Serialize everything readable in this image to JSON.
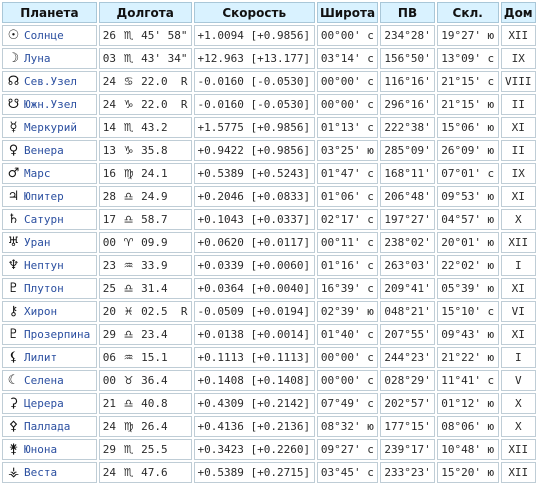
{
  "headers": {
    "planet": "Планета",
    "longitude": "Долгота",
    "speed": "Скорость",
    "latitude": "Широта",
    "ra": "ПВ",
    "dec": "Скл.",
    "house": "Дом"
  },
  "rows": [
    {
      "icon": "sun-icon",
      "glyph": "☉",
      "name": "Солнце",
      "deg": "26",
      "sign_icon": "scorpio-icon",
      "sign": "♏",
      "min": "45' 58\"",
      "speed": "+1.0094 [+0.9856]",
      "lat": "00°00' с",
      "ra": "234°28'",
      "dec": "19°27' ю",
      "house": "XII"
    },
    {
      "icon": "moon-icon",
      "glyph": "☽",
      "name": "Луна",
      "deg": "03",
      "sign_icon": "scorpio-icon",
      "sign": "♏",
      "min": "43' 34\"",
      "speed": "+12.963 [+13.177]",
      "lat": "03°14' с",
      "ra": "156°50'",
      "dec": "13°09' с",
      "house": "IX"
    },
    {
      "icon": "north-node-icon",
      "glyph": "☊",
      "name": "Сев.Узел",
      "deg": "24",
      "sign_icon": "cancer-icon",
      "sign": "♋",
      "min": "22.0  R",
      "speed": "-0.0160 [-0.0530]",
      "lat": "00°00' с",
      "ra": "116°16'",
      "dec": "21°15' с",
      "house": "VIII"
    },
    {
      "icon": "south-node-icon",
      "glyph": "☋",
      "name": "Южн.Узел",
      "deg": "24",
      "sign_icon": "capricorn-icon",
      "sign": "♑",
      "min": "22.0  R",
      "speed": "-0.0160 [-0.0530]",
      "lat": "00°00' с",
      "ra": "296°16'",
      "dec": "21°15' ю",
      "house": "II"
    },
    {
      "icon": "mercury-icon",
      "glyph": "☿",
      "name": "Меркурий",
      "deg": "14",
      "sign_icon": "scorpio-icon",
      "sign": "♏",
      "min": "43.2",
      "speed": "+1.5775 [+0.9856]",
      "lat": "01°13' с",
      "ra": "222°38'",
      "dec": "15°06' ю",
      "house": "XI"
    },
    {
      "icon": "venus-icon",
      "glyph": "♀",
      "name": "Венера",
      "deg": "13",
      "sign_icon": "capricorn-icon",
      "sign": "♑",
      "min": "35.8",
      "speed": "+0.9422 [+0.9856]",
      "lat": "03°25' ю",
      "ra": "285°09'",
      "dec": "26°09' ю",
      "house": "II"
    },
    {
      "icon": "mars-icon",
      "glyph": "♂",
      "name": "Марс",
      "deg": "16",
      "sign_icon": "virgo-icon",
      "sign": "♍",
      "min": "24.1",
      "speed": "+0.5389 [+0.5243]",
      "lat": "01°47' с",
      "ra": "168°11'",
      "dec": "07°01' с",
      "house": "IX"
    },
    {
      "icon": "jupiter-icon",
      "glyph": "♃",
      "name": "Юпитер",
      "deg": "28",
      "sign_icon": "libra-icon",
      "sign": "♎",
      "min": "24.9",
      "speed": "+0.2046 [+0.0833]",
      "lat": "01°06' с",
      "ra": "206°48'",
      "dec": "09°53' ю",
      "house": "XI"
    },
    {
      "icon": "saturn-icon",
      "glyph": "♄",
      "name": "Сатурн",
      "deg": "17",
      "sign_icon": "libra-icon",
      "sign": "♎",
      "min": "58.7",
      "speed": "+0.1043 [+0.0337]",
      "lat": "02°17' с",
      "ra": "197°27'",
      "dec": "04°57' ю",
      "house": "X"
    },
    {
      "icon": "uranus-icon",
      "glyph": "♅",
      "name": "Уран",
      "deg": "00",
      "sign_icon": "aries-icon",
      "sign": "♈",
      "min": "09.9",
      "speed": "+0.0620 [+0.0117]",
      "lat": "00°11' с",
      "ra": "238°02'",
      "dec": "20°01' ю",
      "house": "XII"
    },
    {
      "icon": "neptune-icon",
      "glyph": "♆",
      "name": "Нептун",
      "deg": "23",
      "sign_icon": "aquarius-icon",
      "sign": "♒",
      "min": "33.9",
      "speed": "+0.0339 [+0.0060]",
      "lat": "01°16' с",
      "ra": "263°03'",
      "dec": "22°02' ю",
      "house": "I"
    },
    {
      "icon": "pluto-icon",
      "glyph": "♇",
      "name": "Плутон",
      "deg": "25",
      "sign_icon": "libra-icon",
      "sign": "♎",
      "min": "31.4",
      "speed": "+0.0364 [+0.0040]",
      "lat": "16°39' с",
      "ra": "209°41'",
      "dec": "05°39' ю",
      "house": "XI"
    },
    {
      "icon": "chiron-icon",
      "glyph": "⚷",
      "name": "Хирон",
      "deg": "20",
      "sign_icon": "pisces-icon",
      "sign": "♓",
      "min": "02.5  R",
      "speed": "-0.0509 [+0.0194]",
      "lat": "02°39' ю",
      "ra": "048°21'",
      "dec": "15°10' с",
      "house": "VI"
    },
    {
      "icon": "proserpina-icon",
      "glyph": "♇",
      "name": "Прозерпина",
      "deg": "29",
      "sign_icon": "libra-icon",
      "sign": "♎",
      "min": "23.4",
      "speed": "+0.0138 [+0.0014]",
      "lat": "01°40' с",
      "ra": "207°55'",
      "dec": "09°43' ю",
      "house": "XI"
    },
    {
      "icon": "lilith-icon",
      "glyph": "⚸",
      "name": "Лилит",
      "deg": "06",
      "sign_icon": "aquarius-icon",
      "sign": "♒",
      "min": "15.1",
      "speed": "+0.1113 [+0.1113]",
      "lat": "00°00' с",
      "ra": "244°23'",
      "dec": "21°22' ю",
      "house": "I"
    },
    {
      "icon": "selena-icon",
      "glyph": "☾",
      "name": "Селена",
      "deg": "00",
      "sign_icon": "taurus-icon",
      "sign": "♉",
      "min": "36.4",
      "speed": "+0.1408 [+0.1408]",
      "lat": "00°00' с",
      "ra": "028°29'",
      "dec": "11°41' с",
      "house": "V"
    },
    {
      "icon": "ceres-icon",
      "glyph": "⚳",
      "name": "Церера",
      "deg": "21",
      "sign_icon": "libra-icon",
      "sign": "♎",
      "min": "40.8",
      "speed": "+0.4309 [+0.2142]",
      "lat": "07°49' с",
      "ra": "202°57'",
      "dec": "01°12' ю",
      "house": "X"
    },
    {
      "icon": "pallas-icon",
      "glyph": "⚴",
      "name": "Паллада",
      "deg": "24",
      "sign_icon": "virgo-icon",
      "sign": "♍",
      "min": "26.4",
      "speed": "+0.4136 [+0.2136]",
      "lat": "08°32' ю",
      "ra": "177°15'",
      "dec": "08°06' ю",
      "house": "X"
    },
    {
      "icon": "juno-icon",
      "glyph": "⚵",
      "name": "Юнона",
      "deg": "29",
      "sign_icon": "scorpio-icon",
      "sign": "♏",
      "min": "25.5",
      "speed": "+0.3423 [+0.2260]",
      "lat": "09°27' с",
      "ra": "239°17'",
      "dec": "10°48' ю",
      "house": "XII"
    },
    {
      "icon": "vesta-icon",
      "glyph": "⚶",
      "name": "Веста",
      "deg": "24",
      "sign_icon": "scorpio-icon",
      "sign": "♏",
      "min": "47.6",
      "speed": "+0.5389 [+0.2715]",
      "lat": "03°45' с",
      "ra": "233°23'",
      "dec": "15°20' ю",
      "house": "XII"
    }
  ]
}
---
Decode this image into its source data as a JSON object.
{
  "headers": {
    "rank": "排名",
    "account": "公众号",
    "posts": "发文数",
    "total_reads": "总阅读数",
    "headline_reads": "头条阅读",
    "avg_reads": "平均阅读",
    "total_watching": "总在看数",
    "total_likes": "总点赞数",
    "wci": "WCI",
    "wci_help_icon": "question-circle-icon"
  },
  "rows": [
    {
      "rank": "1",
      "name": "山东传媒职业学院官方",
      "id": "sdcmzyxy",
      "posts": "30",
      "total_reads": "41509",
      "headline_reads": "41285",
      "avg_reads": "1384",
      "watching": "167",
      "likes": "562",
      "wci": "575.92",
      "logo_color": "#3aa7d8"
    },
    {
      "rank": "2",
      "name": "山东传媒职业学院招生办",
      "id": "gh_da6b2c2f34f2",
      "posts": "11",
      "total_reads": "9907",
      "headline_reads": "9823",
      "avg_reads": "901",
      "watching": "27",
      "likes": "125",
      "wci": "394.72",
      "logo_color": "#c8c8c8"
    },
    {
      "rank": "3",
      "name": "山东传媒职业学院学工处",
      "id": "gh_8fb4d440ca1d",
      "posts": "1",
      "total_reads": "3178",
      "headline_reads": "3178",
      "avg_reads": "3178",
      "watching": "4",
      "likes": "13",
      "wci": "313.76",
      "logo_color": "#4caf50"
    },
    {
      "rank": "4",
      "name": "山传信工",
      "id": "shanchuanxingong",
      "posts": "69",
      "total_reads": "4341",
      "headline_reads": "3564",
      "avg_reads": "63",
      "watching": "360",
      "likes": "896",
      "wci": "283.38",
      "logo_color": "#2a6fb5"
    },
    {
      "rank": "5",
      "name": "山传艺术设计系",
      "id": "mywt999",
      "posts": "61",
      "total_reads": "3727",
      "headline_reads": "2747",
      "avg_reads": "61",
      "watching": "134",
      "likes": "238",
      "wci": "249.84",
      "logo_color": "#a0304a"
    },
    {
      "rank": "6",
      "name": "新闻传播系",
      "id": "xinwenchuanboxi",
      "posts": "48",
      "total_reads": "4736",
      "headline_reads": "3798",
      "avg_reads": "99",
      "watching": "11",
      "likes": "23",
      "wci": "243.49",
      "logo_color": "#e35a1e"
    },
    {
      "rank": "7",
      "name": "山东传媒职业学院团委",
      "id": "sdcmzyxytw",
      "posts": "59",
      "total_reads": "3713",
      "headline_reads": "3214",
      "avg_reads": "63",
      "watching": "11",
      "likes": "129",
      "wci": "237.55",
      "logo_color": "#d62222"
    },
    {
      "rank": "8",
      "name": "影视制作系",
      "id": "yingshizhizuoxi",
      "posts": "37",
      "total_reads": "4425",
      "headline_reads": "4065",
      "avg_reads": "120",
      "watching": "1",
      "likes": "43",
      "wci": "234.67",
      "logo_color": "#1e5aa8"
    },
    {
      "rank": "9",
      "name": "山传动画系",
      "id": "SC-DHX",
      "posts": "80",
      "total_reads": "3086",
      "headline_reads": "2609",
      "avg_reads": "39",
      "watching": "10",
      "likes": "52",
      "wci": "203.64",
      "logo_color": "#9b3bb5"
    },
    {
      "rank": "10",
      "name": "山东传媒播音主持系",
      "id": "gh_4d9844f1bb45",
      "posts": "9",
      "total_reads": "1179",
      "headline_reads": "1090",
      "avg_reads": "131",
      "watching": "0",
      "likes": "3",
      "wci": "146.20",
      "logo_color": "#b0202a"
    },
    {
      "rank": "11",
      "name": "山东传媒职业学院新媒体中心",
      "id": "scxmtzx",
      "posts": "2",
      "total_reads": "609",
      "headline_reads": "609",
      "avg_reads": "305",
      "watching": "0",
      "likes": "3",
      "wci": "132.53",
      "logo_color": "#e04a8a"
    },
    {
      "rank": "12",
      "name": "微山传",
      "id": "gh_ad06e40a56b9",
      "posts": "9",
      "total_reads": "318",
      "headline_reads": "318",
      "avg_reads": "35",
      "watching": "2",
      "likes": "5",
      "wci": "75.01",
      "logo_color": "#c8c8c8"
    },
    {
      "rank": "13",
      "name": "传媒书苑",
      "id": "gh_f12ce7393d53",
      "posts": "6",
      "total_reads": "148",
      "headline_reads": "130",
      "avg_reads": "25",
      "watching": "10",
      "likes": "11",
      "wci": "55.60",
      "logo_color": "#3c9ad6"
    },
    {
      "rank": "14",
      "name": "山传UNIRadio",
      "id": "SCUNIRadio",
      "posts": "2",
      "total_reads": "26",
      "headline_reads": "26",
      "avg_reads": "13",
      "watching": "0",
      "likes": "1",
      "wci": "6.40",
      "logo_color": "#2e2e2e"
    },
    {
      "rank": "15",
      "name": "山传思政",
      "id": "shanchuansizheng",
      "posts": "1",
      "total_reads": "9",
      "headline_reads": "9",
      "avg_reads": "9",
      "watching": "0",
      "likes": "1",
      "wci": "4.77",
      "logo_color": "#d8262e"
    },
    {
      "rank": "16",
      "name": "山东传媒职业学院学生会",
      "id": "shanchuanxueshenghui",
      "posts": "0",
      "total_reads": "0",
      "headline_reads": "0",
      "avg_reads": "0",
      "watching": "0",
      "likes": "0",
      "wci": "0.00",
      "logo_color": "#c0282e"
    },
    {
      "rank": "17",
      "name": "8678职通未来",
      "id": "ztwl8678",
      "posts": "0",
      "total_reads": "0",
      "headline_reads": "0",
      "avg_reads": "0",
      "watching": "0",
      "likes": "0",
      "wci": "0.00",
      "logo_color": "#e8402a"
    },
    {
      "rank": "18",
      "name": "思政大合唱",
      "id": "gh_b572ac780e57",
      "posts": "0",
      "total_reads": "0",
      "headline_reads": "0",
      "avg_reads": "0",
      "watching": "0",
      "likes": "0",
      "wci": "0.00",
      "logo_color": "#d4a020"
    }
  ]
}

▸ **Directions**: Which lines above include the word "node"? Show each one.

▸ **Task output**:
      "icon": "north-node-icon",
      "icon": "south-node-icon",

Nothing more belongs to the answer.